### RECORDS
/---
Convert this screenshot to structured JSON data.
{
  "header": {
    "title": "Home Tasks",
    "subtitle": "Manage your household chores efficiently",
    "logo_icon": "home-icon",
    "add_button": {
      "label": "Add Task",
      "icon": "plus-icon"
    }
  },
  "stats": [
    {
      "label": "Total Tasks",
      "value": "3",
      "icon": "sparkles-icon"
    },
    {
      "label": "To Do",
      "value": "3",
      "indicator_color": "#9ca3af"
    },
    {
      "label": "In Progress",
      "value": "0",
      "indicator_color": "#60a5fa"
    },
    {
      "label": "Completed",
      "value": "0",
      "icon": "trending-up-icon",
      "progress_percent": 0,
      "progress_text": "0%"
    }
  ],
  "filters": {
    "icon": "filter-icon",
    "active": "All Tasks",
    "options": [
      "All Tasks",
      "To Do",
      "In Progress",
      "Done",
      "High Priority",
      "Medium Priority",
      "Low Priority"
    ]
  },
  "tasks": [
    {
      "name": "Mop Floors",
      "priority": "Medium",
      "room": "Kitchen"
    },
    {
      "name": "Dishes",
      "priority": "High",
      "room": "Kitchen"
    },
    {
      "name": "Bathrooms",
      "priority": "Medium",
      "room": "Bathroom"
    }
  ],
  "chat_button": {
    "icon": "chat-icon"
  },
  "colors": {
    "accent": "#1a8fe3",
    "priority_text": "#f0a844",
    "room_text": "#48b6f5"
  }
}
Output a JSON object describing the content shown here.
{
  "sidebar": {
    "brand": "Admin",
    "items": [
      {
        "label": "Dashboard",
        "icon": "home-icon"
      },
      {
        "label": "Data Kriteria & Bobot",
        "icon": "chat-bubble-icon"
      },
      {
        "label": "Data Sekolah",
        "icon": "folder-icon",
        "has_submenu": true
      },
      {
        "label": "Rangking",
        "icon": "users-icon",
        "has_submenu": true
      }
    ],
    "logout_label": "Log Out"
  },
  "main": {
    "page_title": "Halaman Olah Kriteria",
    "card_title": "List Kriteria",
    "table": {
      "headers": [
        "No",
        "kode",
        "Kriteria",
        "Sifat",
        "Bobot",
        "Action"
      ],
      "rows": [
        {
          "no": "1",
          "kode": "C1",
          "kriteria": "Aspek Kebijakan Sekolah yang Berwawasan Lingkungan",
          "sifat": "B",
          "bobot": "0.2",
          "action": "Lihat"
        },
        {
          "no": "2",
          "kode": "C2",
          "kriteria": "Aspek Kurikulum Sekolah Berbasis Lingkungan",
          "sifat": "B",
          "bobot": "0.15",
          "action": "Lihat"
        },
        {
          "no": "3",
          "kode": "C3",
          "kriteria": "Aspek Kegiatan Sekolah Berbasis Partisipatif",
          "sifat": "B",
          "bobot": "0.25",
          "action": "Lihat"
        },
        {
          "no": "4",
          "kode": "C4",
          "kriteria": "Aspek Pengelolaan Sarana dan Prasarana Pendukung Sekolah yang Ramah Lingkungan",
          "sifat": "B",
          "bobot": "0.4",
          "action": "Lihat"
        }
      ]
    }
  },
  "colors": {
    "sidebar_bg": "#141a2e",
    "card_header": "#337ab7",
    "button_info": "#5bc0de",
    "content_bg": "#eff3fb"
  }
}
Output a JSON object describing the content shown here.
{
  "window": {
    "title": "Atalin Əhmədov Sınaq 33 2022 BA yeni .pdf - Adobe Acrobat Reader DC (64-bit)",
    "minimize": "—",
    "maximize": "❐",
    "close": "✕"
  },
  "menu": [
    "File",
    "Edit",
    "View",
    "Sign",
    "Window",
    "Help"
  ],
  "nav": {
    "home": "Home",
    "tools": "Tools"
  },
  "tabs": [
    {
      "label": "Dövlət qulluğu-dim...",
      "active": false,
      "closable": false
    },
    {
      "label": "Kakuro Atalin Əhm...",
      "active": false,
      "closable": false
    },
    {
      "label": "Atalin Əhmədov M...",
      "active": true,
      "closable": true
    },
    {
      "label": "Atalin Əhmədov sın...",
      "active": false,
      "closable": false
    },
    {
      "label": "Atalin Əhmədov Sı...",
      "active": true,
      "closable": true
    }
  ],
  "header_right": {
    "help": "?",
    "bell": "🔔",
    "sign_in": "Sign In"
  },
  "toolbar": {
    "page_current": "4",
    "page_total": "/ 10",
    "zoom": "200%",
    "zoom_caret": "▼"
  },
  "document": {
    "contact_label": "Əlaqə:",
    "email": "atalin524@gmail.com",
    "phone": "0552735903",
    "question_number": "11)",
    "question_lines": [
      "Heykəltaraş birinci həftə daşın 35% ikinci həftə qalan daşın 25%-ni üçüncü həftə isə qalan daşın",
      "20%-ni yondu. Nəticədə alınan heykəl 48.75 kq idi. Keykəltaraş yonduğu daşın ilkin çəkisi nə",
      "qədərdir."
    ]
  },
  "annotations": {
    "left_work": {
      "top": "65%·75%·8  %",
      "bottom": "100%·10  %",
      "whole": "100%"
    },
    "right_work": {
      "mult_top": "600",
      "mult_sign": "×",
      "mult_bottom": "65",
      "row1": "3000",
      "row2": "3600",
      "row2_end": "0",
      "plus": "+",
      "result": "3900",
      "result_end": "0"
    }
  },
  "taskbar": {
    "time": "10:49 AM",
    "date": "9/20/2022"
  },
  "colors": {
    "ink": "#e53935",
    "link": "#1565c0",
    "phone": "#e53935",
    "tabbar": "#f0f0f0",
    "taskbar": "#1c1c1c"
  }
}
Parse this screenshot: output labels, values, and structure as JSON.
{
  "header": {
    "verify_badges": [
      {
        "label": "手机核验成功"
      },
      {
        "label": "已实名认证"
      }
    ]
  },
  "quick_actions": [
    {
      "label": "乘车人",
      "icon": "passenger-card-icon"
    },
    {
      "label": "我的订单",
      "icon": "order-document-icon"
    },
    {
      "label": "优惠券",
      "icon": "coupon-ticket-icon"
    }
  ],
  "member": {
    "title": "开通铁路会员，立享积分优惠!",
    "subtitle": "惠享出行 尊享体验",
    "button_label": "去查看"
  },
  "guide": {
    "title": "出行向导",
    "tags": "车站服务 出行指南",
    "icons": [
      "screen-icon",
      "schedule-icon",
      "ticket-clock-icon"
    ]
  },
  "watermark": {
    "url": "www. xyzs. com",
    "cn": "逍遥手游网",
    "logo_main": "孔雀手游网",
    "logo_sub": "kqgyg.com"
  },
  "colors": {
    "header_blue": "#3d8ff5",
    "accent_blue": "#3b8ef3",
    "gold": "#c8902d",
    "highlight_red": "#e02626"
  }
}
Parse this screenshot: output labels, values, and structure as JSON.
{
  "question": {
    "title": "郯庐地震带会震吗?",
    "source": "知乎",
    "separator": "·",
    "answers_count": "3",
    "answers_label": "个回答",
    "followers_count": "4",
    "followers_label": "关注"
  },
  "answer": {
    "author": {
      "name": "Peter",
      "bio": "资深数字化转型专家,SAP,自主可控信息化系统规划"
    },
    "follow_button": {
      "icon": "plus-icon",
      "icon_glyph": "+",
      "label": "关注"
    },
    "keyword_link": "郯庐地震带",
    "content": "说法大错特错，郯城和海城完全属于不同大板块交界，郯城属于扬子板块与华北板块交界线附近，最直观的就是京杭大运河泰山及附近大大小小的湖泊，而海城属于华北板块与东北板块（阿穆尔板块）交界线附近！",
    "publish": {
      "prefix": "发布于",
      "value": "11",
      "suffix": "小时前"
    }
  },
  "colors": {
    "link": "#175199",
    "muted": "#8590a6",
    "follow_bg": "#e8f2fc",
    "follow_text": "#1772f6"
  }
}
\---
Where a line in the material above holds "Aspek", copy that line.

### ANSWER TO THE PROBLEM
          "kriteria": "Aspek Kebijakan Sekolah yang Berwawasan Lingkungan",
          "kriteria": "Aspek Kurikulum Sekolah Berbasis Lingkungan",
          "kriteria": "Aspek Kegiatan Sekolah Berbasis Partisipatif",
          "kriteria": "Aspek Pengelolaan Sarana dan Prasarana Pendukung Sekolah yang Ramah Lingkungan",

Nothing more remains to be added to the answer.